- [Problem details] Each line of the entries below that holds "value" is needed, copied in full.

- [Data for review]

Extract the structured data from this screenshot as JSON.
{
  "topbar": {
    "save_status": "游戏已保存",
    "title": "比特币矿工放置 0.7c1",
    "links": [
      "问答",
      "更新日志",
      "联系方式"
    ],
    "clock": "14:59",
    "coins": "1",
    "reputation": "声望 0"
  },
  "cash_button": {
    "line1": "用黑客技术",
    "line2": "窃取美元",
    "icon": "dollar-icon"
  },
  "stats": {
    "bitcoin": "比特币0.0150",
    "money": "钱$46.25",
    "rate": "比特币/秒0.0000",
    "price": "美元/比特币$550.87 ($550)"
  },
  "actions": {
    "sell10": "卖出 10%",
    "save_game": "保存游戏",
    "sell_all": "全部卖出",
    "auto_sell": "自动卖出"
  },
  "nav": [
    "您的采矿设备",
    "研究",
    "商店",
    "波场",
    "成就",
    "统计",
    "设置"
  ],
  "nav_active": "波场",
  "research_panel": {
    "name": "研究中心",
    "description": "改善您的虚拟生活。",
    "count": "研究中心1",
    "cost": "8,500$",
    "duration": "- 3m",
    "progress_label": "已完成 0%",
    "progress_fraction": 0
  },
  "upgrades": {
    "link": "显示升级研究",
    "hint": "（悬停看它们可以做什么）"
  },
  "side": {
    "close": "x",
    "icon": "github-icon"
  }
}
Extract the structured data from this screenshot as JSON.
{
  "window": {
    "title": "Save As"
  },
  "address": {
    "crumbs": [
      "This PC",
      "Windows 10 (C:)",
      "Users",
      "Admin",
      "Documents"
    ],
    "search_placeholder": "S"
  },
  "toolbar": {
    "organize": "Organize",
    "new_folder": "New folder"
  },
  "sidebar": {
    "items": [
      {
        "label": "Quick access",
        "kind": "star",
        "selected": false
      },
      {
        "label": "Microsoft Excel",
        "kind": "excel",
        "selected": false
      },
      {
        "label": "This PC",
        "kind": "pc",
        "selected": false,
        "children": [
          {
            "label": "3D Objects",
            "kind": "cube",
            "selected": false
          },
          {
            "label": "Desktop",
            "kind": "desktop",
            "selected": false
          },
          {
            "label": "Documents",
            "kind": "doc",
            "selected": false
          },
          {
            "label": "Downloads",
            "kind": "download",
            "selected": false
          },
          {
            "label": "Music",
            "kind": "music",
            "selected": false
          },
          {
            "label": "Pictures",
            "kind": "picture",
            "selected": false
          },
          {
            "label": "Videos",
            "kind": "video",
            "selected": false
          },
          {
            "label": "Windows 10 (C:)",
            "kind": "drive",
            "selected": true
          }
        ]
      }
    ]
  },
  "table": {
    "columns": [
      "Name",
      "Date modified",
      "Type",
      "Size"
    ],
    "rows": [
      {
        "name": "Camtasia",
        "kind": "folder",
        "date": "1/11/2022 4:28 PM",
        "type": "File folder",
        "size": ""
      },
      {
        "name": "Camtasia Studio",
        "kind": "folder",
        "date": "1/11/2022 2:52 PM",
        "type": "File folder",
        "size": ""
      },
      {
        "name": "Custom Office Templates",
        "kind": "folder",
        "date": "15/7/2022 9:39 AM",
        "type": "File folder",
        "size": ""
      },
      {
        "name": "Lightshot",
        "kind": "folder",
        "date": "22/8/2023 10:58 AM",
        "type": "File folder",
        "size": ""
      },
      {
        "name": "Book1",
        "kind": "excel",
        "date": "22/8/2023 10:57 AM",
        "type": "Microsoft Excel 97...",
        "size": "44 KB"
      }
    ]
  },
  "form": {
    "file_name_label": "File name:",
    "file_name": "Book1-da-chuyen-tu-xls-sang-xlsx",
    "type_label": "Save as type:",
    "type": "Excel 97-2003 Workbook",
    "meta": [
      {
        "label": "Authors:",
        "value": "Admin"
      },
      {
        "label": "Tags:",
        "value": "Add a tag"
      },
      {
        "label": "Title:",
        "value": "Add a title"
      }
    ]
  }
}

- [Answer to the exercise]
        "value": "Admin"
        "value": "Add a tag"
        "value": "Add a title"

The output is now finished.